Extract each line holding the word "Integrados" from the entries.

━━ RECORDS TO USE ━━

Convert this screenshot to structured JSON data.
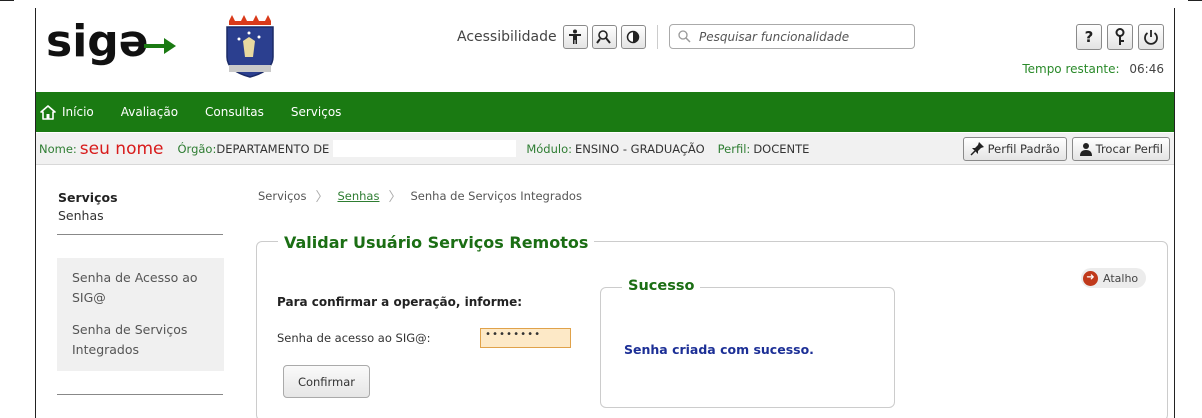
{
  "header": {
    "logo_text": "sigə",
    "accessibility_label": "Acessibilidade",
    "search_placeholder": "Pesquisar funcionalidade",
    "help_glyph": "?",
    "timer_label": "Tempo restante:",
    "timer_value": "06:46"
  },
  "nav": {
    "items": [
      "Início",
      "Avaliação",
      "Consultas",
      "Serviços"
    ]
  },
  "info": {
    "nome_label": "Nome:",
    "nome_value": "seu nome",
    "orgao_label": "Órgão:",
    "orgao_value": "DEPARTAMENTO DE",
    "modulo_label": "Módulo:",
    "modulo_value": "ENSINO - GRADUAÇÃO",
    "perfil_label": "Perfil:",
    "perfil_value": "DOCENTE",
    "perfil_padrao": "Perfil Padrão",
    "trocar_perfil": "Trocar Perfil"
  },
  "sidebar": {
    "title": "Serviços",
    "subtitle": "Senhas",
    "items": [
      "Senha de Acesso ao SIG@",
      "Senha de Serviços Integrados"
    ]
  },
  "breadcrumb": [
    "Serviços",
    "Senhas",
    "Senha de Serviços Integrados"
  ],
  "form": {
    "title": "Validar Usuário Serviços Remotos",
    "instruction": "Para confirmar a operação, informe:",
    "password_label": "Senha de acesso ao SIG@:",
    "password_value": "••••••••",
    "confirm_button": "Confirmar"
  },
  "result": {
    "title": "Sucesso",
    "message": "Senha criada com sucesso.",
    "atalho": "Atalho"
  },
  "colors": {
    "nav_green": "#1a7a12",
    "title_green": "#1b6e14",
    "name_red": "#d81b1b",
    "success_blue": "#1c2f96"
  }
}
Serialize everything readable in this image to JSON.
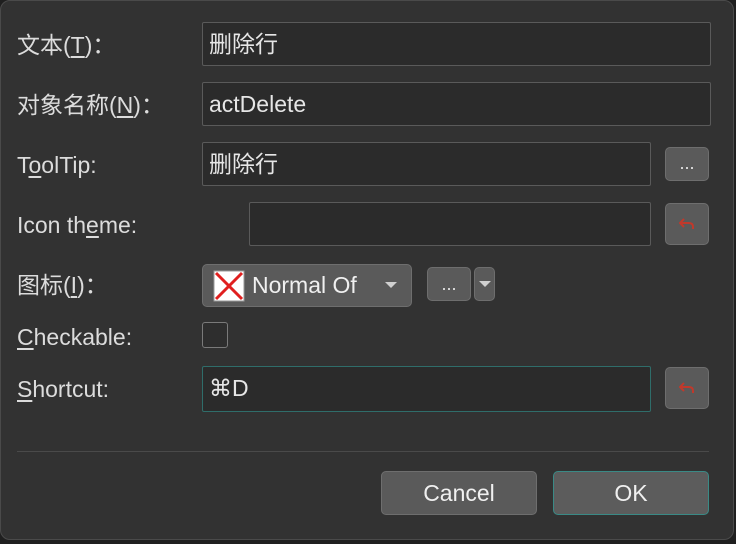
{
  "form": {
    "text": {
      "label_pre": "文本(",
      "label_mn": "T",
      "label_post": ")：",
      "value": "删除行"
    },
    "object_name": {
      "label_pre": "对象名称(",
      "label_mn": "N",
      "label_post": ")：",
      "value": "actDelete"
    },
    "tooltip": {
      "label_pre": "T",
      "label_mn": "o",
      "label_post": "olTip:",
      "value": "删除行",
      "browse_label": "..."
    },
    "icon_theme": {
      "label_pre": "Icon th",
      "label_mn": "e",
      "label_post": "me:",
      "value": ""
    },
    "icon": {
      "label_pre": "图标(",
      "label_mn": "I",
      "label_post": ")：",
      "mode_value": "Normal Of",
      "browse_label": "..."
    },
    "checkable": {
      "label_mn": "C",
      "label_post": "heckable:",
      "checked": false
    },
    "shortcut": {
      "label_mn": "S",
      "label_post": "hortcut:",
      "value": "⌘D"
    }
  },
  "buttons": {
    "cancel": "Cancel",
    "ok": "OK"
  },
  "icons": {
    "reset": "reset-arrow-icon",
    "broken_image": "broken-image-icon",
    "dropdown": "chevron-down-icon"
  },
  "colors": {
    "reset_icon": "#c0392b",
    "focus_border": "#2f6d6a",
    "broken_image": "#e01f1f"
  }
}
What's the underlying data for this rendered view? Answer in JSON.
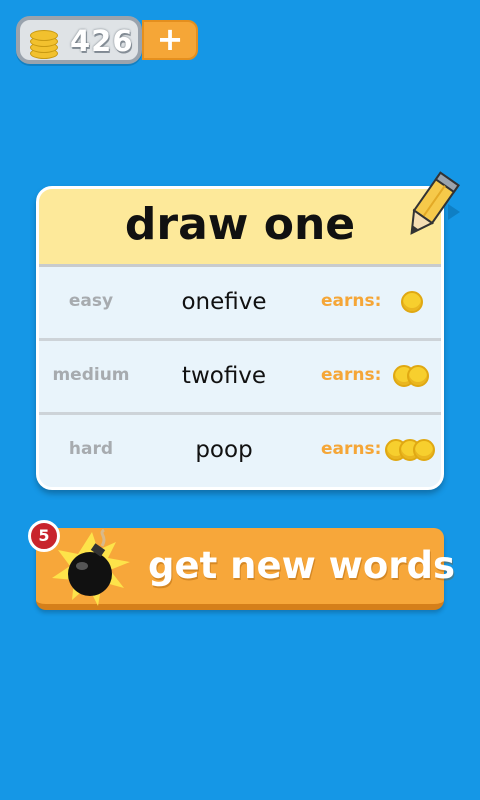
{
  "coins": {
    "count": "426",
    "add_label": "+"
  },
  "card": {
    "title": "draw one",
    "rows": [
      {
        "difficulty": "easy",
        "word": "onefive",
        "earns_label": "earns:",
        "coin_reward": 1
      },
      {
        "difficulty": "medium",
        "word": "twofive",
        "earns_label": "earns:",
        "coin_reward": 2
      },
      {
        "difficulty": "hard",
        "word": "poop",
        "earns_label": "earns:",
        "coin_reward": 3
      }
    ]
  },
  "new_words_button": {
    "label": "get new words",
    "bomb_count": "5",
    "icon": "bomb-icon"
  },
  "colors": {
    "background": "#1597e6",
    "accent": "#f7a73a",
    "header": "#fde99a",
    "coin": "#f7cf2e",
    "badge": "#c8242d"
  }
}
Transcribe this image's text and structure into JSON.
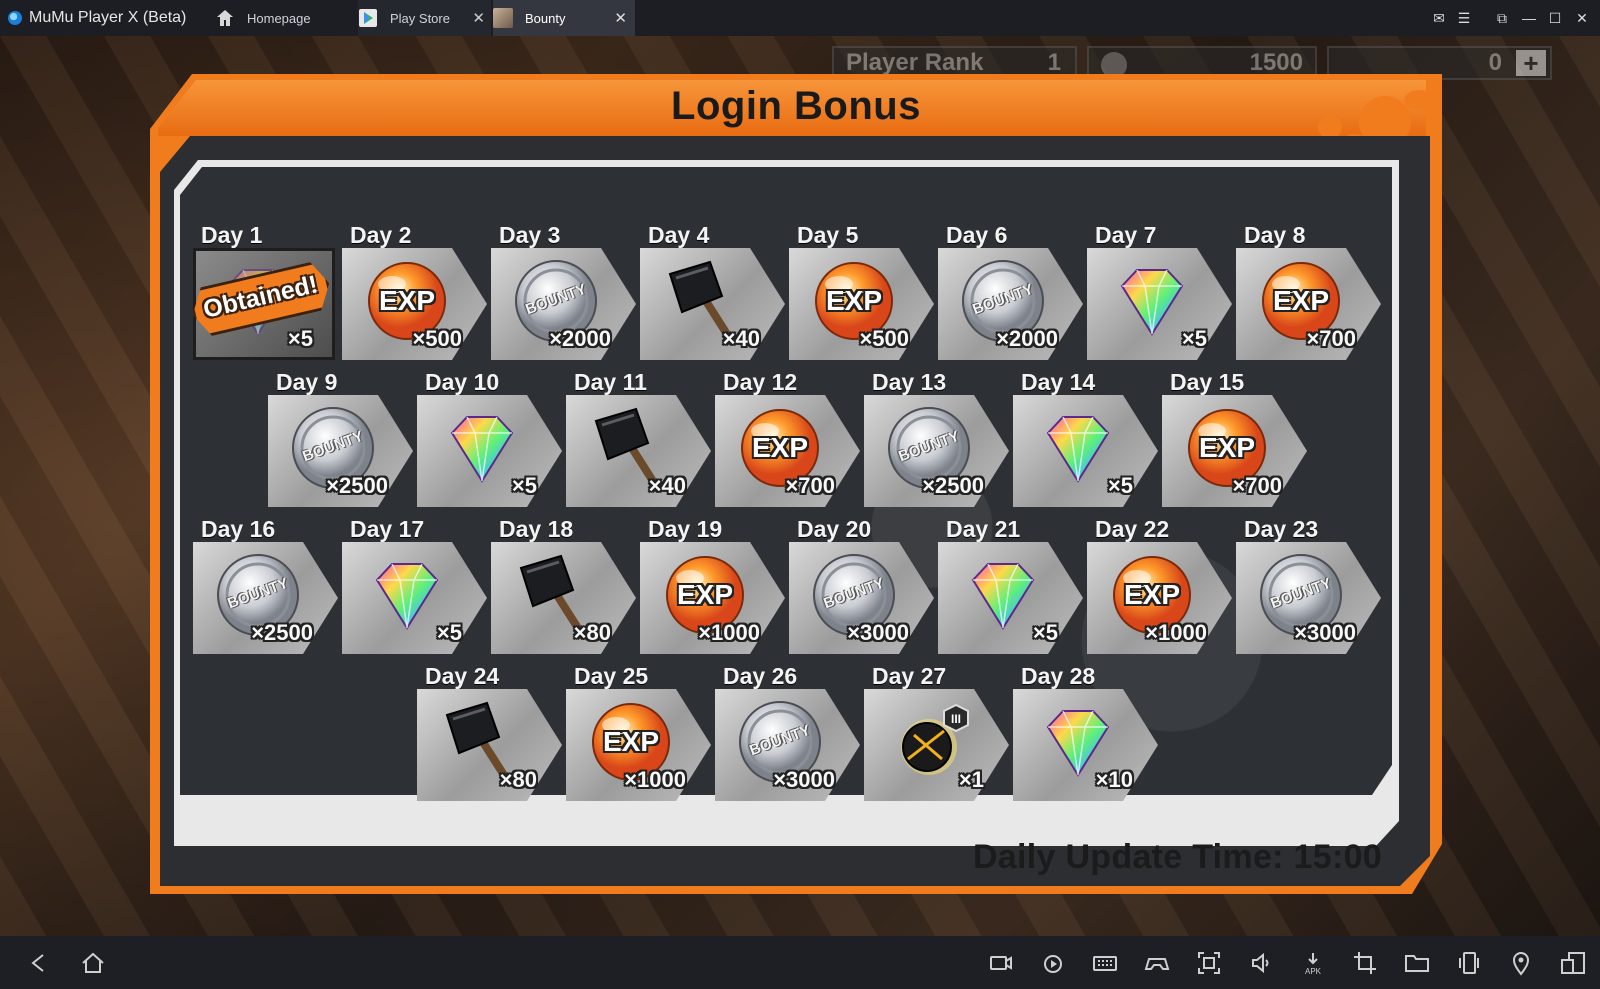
{
  "window": {
    "app_title": "MuMu Player X  (Beta)",
    "tabs": [
      {
        "label": "Homepage",
        "icon": "home-icon"
      },
      {
        "label": "Play Store",
        "icon": "play-store-icon"
      },
      {
        "label": "Bounty",
        "icon": "game-icon"
      }
    ]
  },
  "hud": {
    "rank_label": "Player Rank",
    "rank_value": "1",
    "coins": "1500",
    "gems": "0"
  },
  "panel": {
    "title": "Login Bonus",
    "update_time": "Daily Update Time: 15:00",
    "obtained_label": "Obtained!"
  },
  "days": [
    {
      "label": "Day 1",
      "item": "gem",
      "qty": "×5",
      "obtained": true
    },
    {
      "label": "Day 2",
      "item": "exp",
      "qty": "×500"
    },
    {
      "label": "Day 3",
      "item": "coin",
      "qty": "×2000"
    },
    {
      "label": "Day 4",
      "item": "hammer",
      "qty": "×40"
    },
    {
      "label": "Day 5",
      "item": "exp",
      "qty": "×500"
    },
    {
      "label": "Day 6",
      "item": "coin",
      "qty": "×2000"
    },
    {
      "label": "Day 7",
      "item": "gem",
      "qty": "×5"
    },
    {
      "label": "Day 8",
      "item": "exp",
      "qty": "×700"
    },
    {
      "label": "Day 9",
      "item": "coin",
      "qty": "×2500"
    },
    {
      "label": "Day 10",
      "item": "gem",
      "qty": "×5"
    },
    {
      "label": "Day 11",
      "item": "hammer",
      "qty": "×40"
    },
    {
      "label": "Day 12",
      "item": "exp",
      "qty": "×700"
    },
    {
      "label": "Day 13",
      "item": "coin",
      "qty": "×2500"
    },
    {
      "label": "Day 14",
      "item": "gem",
      "qty": "×5"
    },
    {
      "label": "Day 15",
      "item": "exp",
      "qty": "×700"
    },
    {
      "label": "Day 16",
      "item": "coin",
      "qty": "×2500"
    },
    {
      "label": "Day 17",
      "item": "gem",
      "qty": "×5"
    },
    {
      "label": "Day 18",
      "item": "hammer",
      "qty": "×80"
    },
    {
      "label": "Day 19",
      "item": "exp",
      "qty": "×1000"
    },
    {
      "label": "Day 20",
      "item": "coin",
      "qty": "×3000"
    },
    {
      "label": "Day 21",
      "item": "gem",
      "qty": "×5"
    },
    {
      "label": "Day 22",
      "item": "exp",
      "qty": "×1000"
    },
    {
      "label": "Day 23",
      "item": "coin",
      "qty": "×3000"
    },
    {
      "label": "Day 24",
      "item": "hammer",
      "qty": "×80"
    },
    {
      "label": "Day 25",
      "item": "exp",
      "qty": "×1000"
    },
    {
      "label": "Day 26",
      "item": "coin",
      "qty": "×3000"
    },
    {
      "label": "Day 27",
      "item": "bomb",
      "qty": "×1",
      "badge": "III"
    },
    {
      "label": "Day 28",
      "item": "gem",
      "qty": "×10"
    }
  ],
  "item_text": {
    "exp": "EXP",
    "coin": "BOUNTY"
  },
  "colors": {
    "accent_orange": "#f07c1e",
    "panel_dark": "#2d3034",
    "tile_gray": "#bdbdbd"
  },
  "bottom_nav": [
    "back-icon",
    "home-icon"
  ],
  "toolbar": [
    "record-icon",
    "replay-icon",
    "keyboard-icon",
    "gamepad-icon",
    "screenshot-icon",
    "volume-icon",
    "apk-icon",
    "crop-icon",
    "folder-icon",
    "rotate-icon",
    "location-icon",
    "multi-window-icon"
  ]
}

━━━

_SOLVED EXERCISE:_
      "Senha de Serviços Integrados"
    "Senha de Serviços Integrados"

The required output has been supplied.